How Can You Avoid the Risk of a Fall? Find Out How Balance Testing Can Help.
Yikes! Your risk of falling increases 140% for every 10 decibels of hearing loss, which means even mild hearing loss can triple your risk of falling.
Balance problems can be disorienting, unpleasant and can increase your risk of falling. Because the ear plays a pivotal role in your equilibrium, many balance disorders can be traced back to problems within the inner ear.
Balance testing helps determine how well your inner ears are functioning and communicating with the balance centers of your brain. If you’re experiencing vertigo or dizziness, for example, balance testing can help you identify the root cause and get you steady on your feet again.
What are the top types of balance testing?
Because there are several different causes of balance issues, we use a variety of diagnostic tools.
Electronystagmography (ENG) testing
Electronystagmography (ENG) is often referred to as “Balance Testing.” ENG is popular in part because it’s also incredibly flexible. ENG diagnostics can test for a multitude of balance disorders.
During an ENG test, you will be fitted with special goggles or a headpiece. This device will be equipped with tiny cameras that will closely watch and monitor your eye movement. By exposing your eyes to various types of visual stimuli, ENG diagnostics can collect a wide range of data concerning how you and your body handle balance.
Electrodes placed on the head will also collect data regarding how your inner ear is collecting and transmitting electrical signals. That way, if there’s a problem with the inner ear, the diagnostic will identify it.
During your ENG test:
- Electrodes will be placed on your forehead and around your eyes.
- Cameras will be positioned to closely monitor and record your eye movements.
- During the test, you’ll probably be asked to look up, down, or follow the movements of a dot of light. Some tests may vary. For example, you might first be asked to watch a stationary white dot against a black background. The progression of visual tasks will change depending on your symptoms.
- Your ear may be exposed to water or warm air, depending on the type of test.
- All of the data gathered will be recorded and fed into the diagnostic device. Your specialist can use this data to make a diagnosis or refer to more testing.
After your ENG test, you should avoid rubbing your eyes (paste is used to attach the electrodes, and you don’t want to spread that paste around). While an ENG diagnostic is not in any way painful, you may experience dizziness or nausea both during and after the procedure. As a result, many individuals who come in for testing are instructed to ask a family member to drive them to and from the procedure.

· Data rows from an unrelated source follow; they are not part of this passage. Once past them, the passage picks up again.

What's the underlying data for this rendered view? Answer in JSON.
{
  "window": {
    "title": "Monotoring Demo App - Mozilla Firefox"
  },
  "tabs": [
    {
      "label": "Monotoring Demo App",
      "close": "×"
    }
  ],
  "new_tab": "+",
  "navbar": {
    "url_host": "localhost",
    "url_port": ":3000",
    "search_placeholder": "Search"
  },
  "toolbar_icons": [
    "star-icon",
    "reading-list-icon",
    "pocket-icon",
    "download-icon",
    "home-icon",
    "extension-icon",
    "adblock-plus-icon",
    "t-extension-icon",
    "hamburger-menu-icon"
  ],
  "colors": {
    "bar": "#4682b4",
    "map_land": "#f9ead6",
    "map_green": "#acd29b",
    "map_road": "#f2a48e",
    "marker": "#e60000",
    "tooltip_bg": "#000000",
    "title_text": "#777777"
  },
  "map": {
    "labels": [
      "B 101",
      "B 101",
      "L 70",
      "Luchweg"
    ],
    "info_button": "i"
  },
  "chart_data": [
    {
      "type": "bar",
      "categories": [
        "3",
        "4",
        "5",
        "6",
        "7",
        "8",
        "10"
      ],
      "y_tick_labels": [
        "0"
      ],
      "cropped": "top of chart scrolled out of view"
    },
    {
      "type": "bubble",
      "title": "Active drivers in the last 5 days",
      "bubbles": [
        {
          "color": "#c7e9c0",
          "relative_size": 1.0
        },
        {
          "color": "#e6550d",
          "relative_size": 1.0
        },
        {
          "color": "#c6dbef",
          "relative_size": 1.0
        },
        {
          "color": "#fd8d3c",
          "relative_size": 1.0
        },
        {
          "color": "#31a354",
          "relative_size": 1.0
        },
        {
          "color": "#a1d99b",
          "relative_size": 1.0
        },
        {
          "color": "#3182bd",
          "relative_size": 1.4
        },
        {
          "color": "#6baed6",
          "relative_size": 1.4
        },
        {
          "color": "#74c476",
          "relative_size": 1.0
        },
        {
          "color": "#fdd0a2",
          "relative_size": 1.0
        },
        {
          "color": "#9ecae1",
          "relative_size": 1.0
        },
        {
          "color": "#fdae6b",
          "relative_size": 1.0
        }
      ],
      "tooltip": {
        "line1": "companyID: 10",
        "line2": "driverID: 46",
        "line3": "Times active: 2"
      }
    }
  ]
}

ENG testing can be used to uncover a wide variety of issues, including vertigo, inner ear problems, Meniere’s disease, and more.
Electrocochleography (ECOG) testing
A special diagnostic called electrocochleography (or ECOG) is used to measure the amount of electrical potentials in the cochlea as it responds to sound. In this way, an ECOG diagnostic is similar to a VEMP test. During an ECOG test, a specialist will be able to get a sense of the pressure in your inner ear and, as a result, detect any distention of the basilar membrane.
This can help balance specialists better understand the source and the cause of your dizziness or vertigo. During an ECOG test, you will:
- Lie or sit in a reclined position.
- Have an electrode placed on your forehead and a foam electrode placed in your ear canal.
- Listen to the clicking sounds played during the test.
Some of the sounds may be loud, but an ECOG test should never be uncomfortable. There are no lingering effects from an ECOG test.
Vestibular Evoked Myogenic Potentials (VEMP) testing
In general, Vestibular Evoked Myogenic Potentials (or VEMP) testing is used to discover uncommon or unusual causes of your balance issues. This test is designed to monitor the signals sent between your inner ear and your brain. In particular, VEMP testing is looking at your vestibular nerve (located within your inner ear), which is responsible for sending balance-related messages to your brain.
During a VEMP test, you will:
- Sit in a reclined position with electrodes placed on your and your neck.
- Listen to knocking sounds.
- Lift your head slightly in various directions.
The whole procedure usually takes 60 minutes or less.
During the diagnostic, the VEMP testing will localize which side of your head (or which ear) is causing the balance issues. In this way, VEMP testing can be useful in diagnosing Meniere’s Disease, Superior Semicircular Canal Dehiscence, and Perilymphatic fistula.
VEMP testing is completely non-invasive, and there are no lingering effects.
Discover what’s causing your vertigo
If you’re having trouble with your balance, or you’ve experienced dizzy spells and bouts of vertigo, it’s definitely worth having your balance tested. These diagnostics are safe and painless. Some may induce a feeling of dizziness or nausea.
If we find that you would benefit from balance testing we will make the necessary referral to a qualified professional.